** TASK DIRECTIONS **
Return the following entries exactly, word for word.
*** AVAILABLE DATA ***
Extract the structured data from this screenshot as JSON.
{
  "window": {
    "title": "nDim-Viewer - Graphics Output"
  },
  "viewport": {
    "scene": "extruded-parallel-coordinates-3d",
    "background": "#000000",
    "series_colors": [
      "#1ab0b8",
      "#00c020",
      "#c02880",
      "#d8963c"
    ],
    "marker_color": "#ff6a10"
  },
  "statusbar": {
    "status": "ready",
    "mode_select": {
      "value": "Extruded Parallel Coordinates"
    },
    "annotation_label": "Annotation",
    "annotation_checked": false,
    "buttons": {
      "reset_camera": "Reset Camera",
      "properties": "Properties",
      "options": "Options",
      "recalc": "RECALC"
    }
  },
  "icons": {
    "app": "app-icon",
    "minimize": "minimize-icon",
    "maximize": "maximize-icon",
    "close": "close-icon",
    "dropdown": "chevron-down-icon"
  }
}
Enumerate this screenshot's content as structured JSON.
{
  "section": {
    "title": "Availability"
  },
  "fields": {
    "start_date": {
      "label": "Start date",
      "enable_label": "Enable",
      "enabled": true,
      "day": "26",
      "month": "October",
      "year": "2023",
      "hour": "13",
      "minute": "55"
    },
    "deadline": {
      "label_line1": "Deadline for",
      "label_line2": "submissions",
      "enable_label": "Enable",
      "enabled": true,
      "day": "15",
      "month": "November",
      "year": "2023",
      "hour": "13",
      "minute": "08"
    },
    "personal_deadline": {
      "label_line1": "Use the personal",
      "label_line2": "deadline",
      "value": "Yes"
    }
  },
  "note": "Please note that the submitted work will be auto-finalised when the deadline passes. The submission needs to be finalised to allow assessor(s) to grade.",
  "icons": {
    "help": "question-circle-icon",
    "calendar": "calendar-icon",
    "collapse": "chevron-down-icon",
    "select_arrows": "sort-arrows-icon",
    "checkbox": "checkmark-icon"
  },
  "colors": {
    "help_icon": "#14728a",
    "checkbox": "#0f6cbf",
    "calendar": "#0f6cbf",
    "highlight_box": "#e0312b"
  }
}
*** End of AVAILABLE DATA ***
** FINISHED TASK **
Extract the structured data from this screenshot as JSON.
{
  "window": {
    "title": "nDim-Viewer - Graphics Output"
  },
  "viewport": {
    "scene": "extruded-parallel-coordinates-3d",
    "background": "#000000",
    "series_colors": [
      "#1ab0b8",
      "#00c020",
      "#c02880",
      "#d8963c"
    ],
    "marker_color": "#ff6a10"
  },
  "statusbar": {
    "status": "ready",
    "mode_select": {
      "value": "Extruded Parallel Coordinates"
    },
    "annotation_label": "Annotation",
    "annotation_checked": false,
    "buttons": {
      "reset_camera": "Reset Camera",
      "properties": "Properties",
      "options": "Options",
      "recalc": "RECALC"
    }
  },
  "icons": {
    "app": "app-icon",
    "minimize": "minimize-icon",
    "maximize": "maximize-icon",
    "close": "close-icon",
    "dropdown": "chevron-down-icon"
  }
}
Enumerate this screenshot's content as structured JSON.
{
  "section": {
    "title": "Availability"
  },
  "fields": {
    "start_date": {
      "label": "Start date",
      "enable_label": "Enable",
      "enabled": true,
      "day": "26",
      "month": "October",
      "year": "2023",
      "hour": "13",
      "minute": "55"
    },
    "deadline": {
      "label_line1": "Deadline for",
      "label_line2": "submissions",
      "enable_label": "Enable",
      "enabled": true,
      "day": "15",
      "month": "November",
      "year": "2023",
      "hour": "13",
      "minute": "08"
    },
    "personal_deadline": {
      "label_line1": "Use the personal",
      "label_line2": "deadline",
      "value": "Yes"
    }
  },
  "note": "Please note that the submitted work will be auto-finalised when the deadline passes. The submission needs to be finalised to allow assessor(s) to grade.",
  "icons": {
    "help": "question-circle-icon",
    "calendar": "calendar-icon",
    "collapse": "chevron-down-icon",
    "select_arrows": "sort-arrows-icon",
    "checkbox": "checkmark-icon"
  },
  "colors": {
    "help_icon": "#14728a",
    "checkbox": "#0f6cbf",
    "calendar": "#0f6cbf",
    "highlight_box": "#e0312b"
  }
}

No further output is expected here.